(Website and app data records)

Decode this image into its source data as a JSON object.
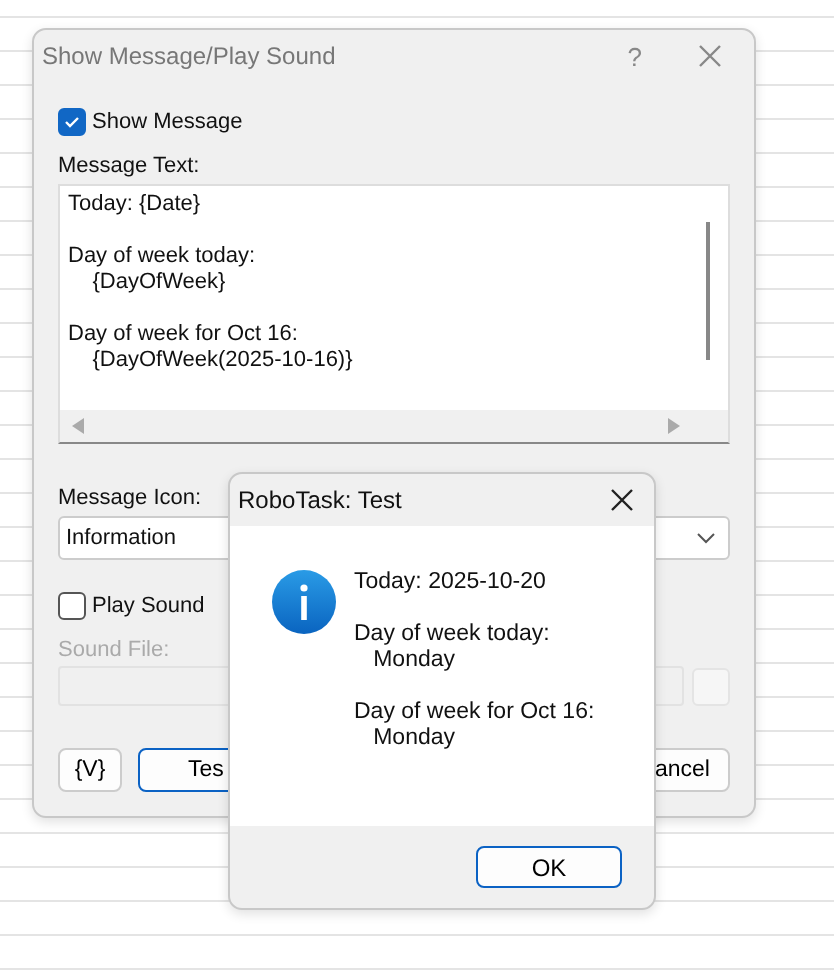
{
  "main_dialog": {
    "title": "Show Message/Play Sound",
    "help": "?",
    "show_message": {
      "label": "Show Message",
      "checked": true
    },
    "message_text": {
      "label": "Message Text:",
      "value": "Today: {Date}\n\nDay of week today:\n\t{DayOfWeek}\n\nDay of week for Oct 16:\n\t{DayOfWeek(2025-10-16)}"
    },
    "message_icon": {
      "label": "Message Icon:",
      "value": "Information"
    },
    "play_sound": {
      "label": "Play Sound",
      "checked": false
    },
    "sound_file": {
      "label": "Sound File:",
      "disabled": true
    },
    "buttons": [
      {
        "label": "{V}",
        "kind": "plain"
      },
      {
        "label": "Tes",
        "kind": "default"
      },
      {
        "label": "ancel",
        "kind": "plain"
      }
    ]
  },
  "popup": {
    "title": "RoboTask: Test",
    "message": "Today: 2025-10-20\n\nDay of week today:\n\tMonday\n\nDay of week for Oct 16:\n\tMonday",
    "button": "OK"
  }
}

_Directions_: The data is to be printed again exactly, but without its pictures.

_Solution to this exercise_:
Decode this image into its source data as a JSON object.
{
  "main_dialog": {
    "title": "Show Message/Play Sound",
    "help": "?",
    "show_message": {
      "label": "Show Message",
      "checked": true
    },
    "message_text": {
      "label": "Message Text:",
      "value": "Today: {Date}\n\nDay of week today:\n\t{DayOfWeek}\n\nDay of week for Oct 16:\n\t{DayOfWeek(2025-10-16)}"
    },
    "message_icon": {
      "label": "Message Icon:",
      "value": "Information"
    },
    "play_sound": {
      "label": "Play Sound",
      "checked": false
    },
    "sound_file": {
      "label": "Sound File:",
      "disabled": true
    },
    "buttons": [
      {
        "label": "{V}",
        "kind": "plain"
      },
      {
        "label": "Tes",
        "kind": "default"
      },
      {
        "label": "ancel",
        "kind": "plain"
      }
    ]
  },
  "popup": {
    "title": "RoboTask: Test",
    "message": "Today: 2025-10-20\n\nDay of week today:\n\tMonday\n\nDay of week for Oct 16:\n\tMonday",
    "button": "OK"
  }
}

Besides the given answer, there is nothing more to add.